Yet it doesn’t all disappear: people got more from the shop than simply the satisfaction of making something with their hands. One woodshop alum, now a plastic surgeon, left Yale with both a rock maple trestle-style coffee table and one of Mark’s adages: If you don’t have time to do it right, you don’t have time to do it twice. Another told me that whenever he sees a ginkgo tree or tries to touch his toes, he thinks of Mark and the woodshop. He and his wife still use a mahogany salad bowl that Mark turned for them as a wedding gift nearly every day.
The woodshop was an imperfect space. It was loud, the students often inefficient, and when Mark describes himself he often favors “grumpy old man.” But something special wove all of this together, something that now lives in the past. This isn’t meant in a let’s-try-to-revive-it way. Some things can’t be brought back and that’s okay. Instead, I’m remembering a phrase my ceramics teacher said sometimes when she sold or accidentally broke her pottery: hold on tightly, let go lightly.
I imagine Mark driving south down I-91, as the 8 a.m. sun peeks through autumn foliage, or wintry snow-laden branches, or the fresh leaves in spring; this, nearly every Saturday of every semester for 30 years.
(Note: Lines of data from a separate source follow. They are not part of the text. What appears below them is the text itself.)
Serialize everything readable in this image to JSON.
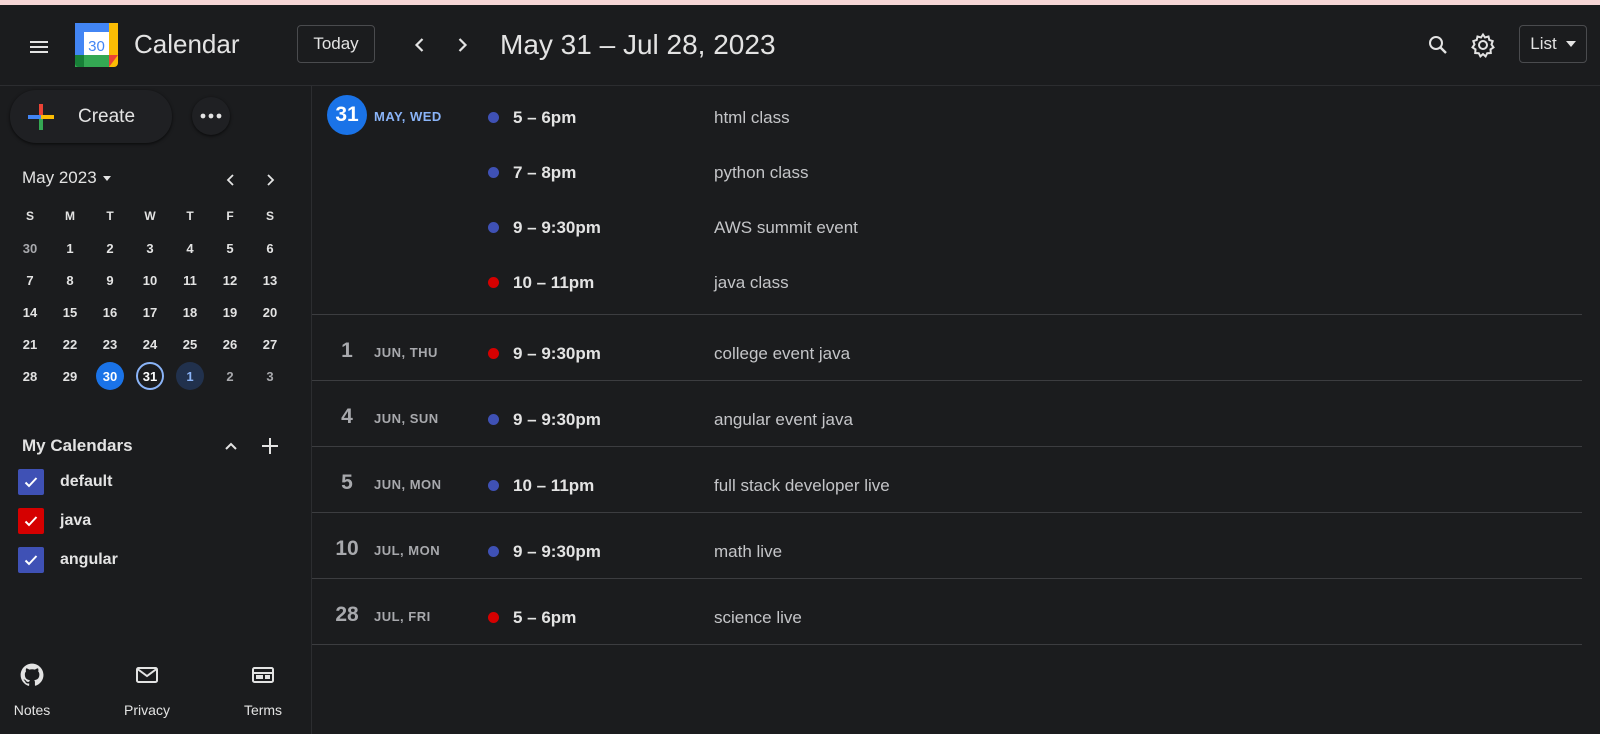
{
  "header": {
    "app_title": "Calendar",
    "logo_day": "30",
    "today_label": "Today",
    "range_title": "May 31 – Jul 28, 2023",
    "view_label": "List",
    "icons": [
      "menu-icon",
      "prev-chevron-icon",
      "next-chevron-icon",
      "search-icon",
      "gear-icon",
      "caret-down-icon"
    ]
  },
  "sidebar": {
    "create_label": "Create",
    "mini_calendar": {
      "month_label": "May 2023",
      "weekdays": [
        "S",
        "M",
        "T",
        "W",
        "T",
        "F",
        "S"
      ],
      "weeks": [
        [
          "30",
          "1",
          "2",
          "3",
          "4",
          "5",
          "6"
        ],
        [
          "7",
          "8",
          "9",
          "10",
          "11",
          "12",
          "13"
        ],
        [
          "14",
          "15",
          "16",
          "17",
          "18",
          "19",
          "20"
        ],
        [
          "21",
          "22",
          "23",
          "24",
          "25",
          "26",
          "27"
        ],
        [
          "28",
          "29",
          "30",
          "31",
          "1",
          "2",
          "3"
        ]
      ],
      "selected_day": "30",
      "today_day": "31"
    },
    "my_calendars": {
      "title": "My Calendars",
      "items": [
        {
          "label": "default",
          "color": "#3f51b5"
        },
        {
          "label": "java",
          "color": "#d50000"
        },
        {
          "label": "angular",
          "color": "#3f51b5"
        }
      ]
    },
    "footer": [
      {
        "label": "Notes",
        "icon": "github-icon"
      },
      {
        "label": "Privacy",
        "icon": "mail-icon"
      },
      {
        "label": "Terms",
        "icon": "web-icon"
      }
    ]
  },
  "colors": {
    "accent": "#1a73e8",
    "accent_light": "#8ab4f8",
    "calendar_blue": "#3f51b5",
    "calendar_red": "#d50000",
    "background": "#1b1c1e"
  },
  "agenda": [
    {
      "day": "31",
      "label": "MAY, WED",
      "today": true,
      "events": [
        {
          "time": "5 – 6pm",
          "title": "html class",
          "color": "#3f51b5"
        },
        {
          "time": "7 – 8pm",
          "title": "python class",
          "color": "#3f51b5"
        },
        {
          "time": "9 – 9:30pm",
          "title": "AWS summit event",
          "color": "#3f51b5"
        },
        {
          "time": "10 – 11pm",
          "title": "java class",
          "color": "#d50000"
        }
      ]
    },
    {
      "day": "1",
      "label": "JUN, THU",
      "today": false,
      "events": [
        {
          "time": "9 – 9:30pm",
          "title": "college event java",
          "color": "#d50000"
        }
      ]
    },
    {
      "day": "4",
      "label": "JUN, SUN",
      "today": false,
      "events": [
        {
          "time": "9 – 9:30pm",
          "title": "angular event java",
          "color": "#3f51b5"
        }
      ]
    },
    {
      "day": "5",
      "label": "JUN, MON",
      "today": false,
      "events": [
        {
          "time": "10 – 11pm",
          "title": "full stack developer live",
          "color": "#3f51b5"
        }
      ]
    },
    {
      "day": "10",
      "label": "JUL, MON",
      "today": false,
      "events": [
        {
          "time": "9 – 9:30pm",
          "title": "math live",
          "color": "#3f51b5"
        }
      ]
    },
    {
      "day": "28",
      "label": "JUL, FRI",
      "today": false,
      "events": [
        {
          "time": "5 – 6pm",
          "title": "science live",
          "color": "#d50000"
        }
      ]
    }
  ]
}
I imagine a student finally turning a bowl that doesn’t crack, someone laughing from the adrenaline of cutting a board on the table-saw, a student taking the first seat on a lacquered chair they’ve been working on all semester. I imagine Mark smiling with them.
On the phone, Mark told me that on every job—whether building a kitchen or restoring a dresser—you always end up bleeding a little. For most of his career he’d wipe this inevitable bit of blood off. These days, he leaves it on, sealing it over with a layer of Shellac. “It’s like saying I was there.”
When I returned to campus in 2021, the table I’d made in the woodshop was gone. Maybe it’s my fault for leaving it in the Silliman art room, but in any case, it’s gone, and it’s alright. Sometimes I show people pictures, saying maybe one day it’ll show up. And sometimes, I call Mark and remember the woodshop.